At its October meeting with the IMF, the World Bank is now asking its shareholders for more capital to support increased climate-related investment, and claims it can leverage up to ten times this amount in private capital. It can be no surprise that shareholders are sceptical, given the poor track record of bank president David Malpass, Havers says.
An analysis by E3G of 800 MDB transactions in clean energy shows that MDBs can increase the funding they provide by a factor of six on existing capital, or by eight with additional capital injection. But this would require deep structural reform, including a more modern approach to the management of risk, staff incentives and using the opportunity provided by the sustainability-linked bond market in many economies.
$700 billion of green, social and sustainability bonds were issued in 2020, but so far this opportunity has bypassed many regions in the developing world, Havers says, meaning there is a major opportunity to “level this up” across developing and emerging economies.
The IMF and World Bank meeting this month is also expected to see the announcement of the IMF’s Resilience and Sustainability Trust, which would support access to more affordable financing by lending at cheaper rates and with longer maturities than the IMF’s traditional lending terms. Its aim is to support policy reforms to help build economic resilience and sustainability, especially in middle-income countries, low-income countries and small states.
The fund could be used to re-channel some of richer countries’ Special Drawing Rights (SDRs) — an international reserve asset — towards low- and middle-income countries to pay for resilience, such as against climate change or pandemics.
In August, the IMF allocated the equivalent of $650 billion in SDRs to all member countries. However, its quota system means the majority goes to wealthy countries, with emerging and developing countries receiving about $275 billion, and low-income countries around $21 billion.
The new fund will allow countries to deal with both their debt and respond to climate change, Shakya says. Recovering from extreme weather caused by climate change is exacerbating debt levels of poor countries, which damages their credit rating, which in turn raises the cost of capital they want to borrow, she says.
The post-2020 finance goal
At COP26, negotiations will begin on a new finance regime through to 2025, when a new finance goal is mandated to come into effect by the Paris Agreement. The V20 group of climate-vulnerable countries has called for a floor of $500 billion over a five-year period, implying a higher sum in the final years to balance prior shortfalls and annually average more than $100billionn.
The V20, COP26 presidency, and UN secretary-general are also calling for the plan to include an increased share of finance for climate adaptation, and many developing countries want an increased share of grant-based finance.
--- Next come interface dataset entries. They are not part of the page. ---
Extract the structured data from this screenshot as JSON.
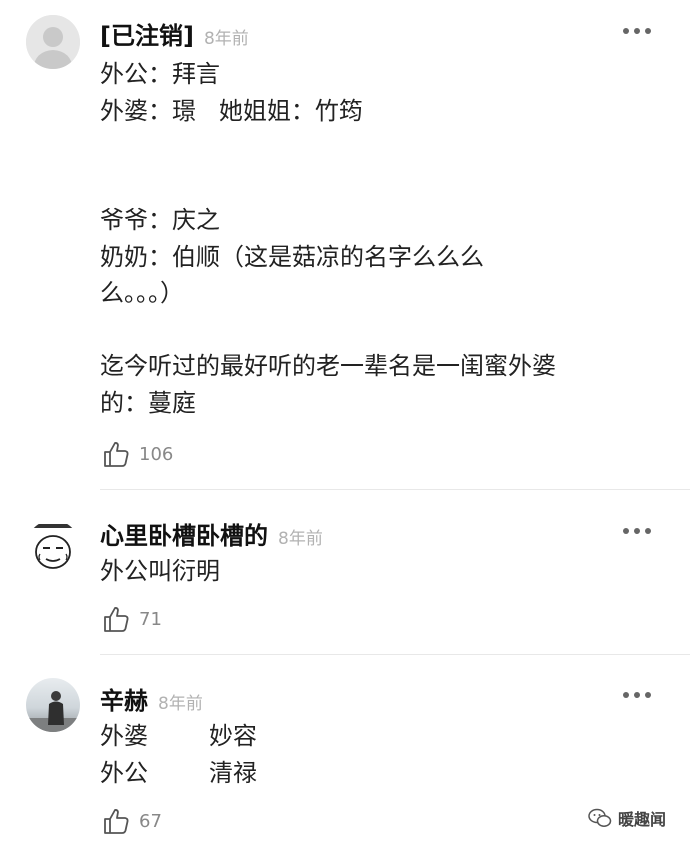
{
  "comments": [
    {
      "username": "[已注销]",
      "time": "8年前",
      "lines": [
        "外公：拜言",
        "外婆：璟   她姐姐：竹筠",
        "",
        "",
        "爷爷：庆之",
        "奶奶：伯顺（这是菇凉的名字么么么",
        "么。。。）",
        "",
        "迄今听过的最好听的老一辈名是一闺蜜外婆",
        "的：蔓庭"
      ],
      "likes": "106"
    },
    {
      "username": "心里卧槽卧槽的",
      "time": "8年前",
      "lines": [
        "外公叫衍明"
      ],
      "likes": "71"
    },
    {
      "username": "辛赫",
      "time": "8年前",
      "lines": [
        "外婆        妙容",
        "外公        清禄"
      ],
      "likes": "67"
    }
  ],
  "watermark": {
    "text": "暖趣闻"
  }
}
Whatever process is decided on for coming up with the post-2020 finance goal, its transparency will be crucial to ensure trust, Shakya says. Adaptation finance in particular is very opaque and not reported in an easily understandable manner, leading to a lack of trust from the poorest countries, she adds. The IIED scrutinised how much adaptation finance was reaching the least developed countries, and could only verify half the finance reported by donors, Shakya says.
“The Paris Agreement is based on three legs of a stool — mitigation, adaptation and finance. If any of those legs break, the agreement crumbles,” she says.
This article was originally published on China Dialogue under a Creative Commons licence.
Did you find this article useful? Join the EB Circle!
Your support helps keep our journalism independent and our content free for everyone to read. Join our community here.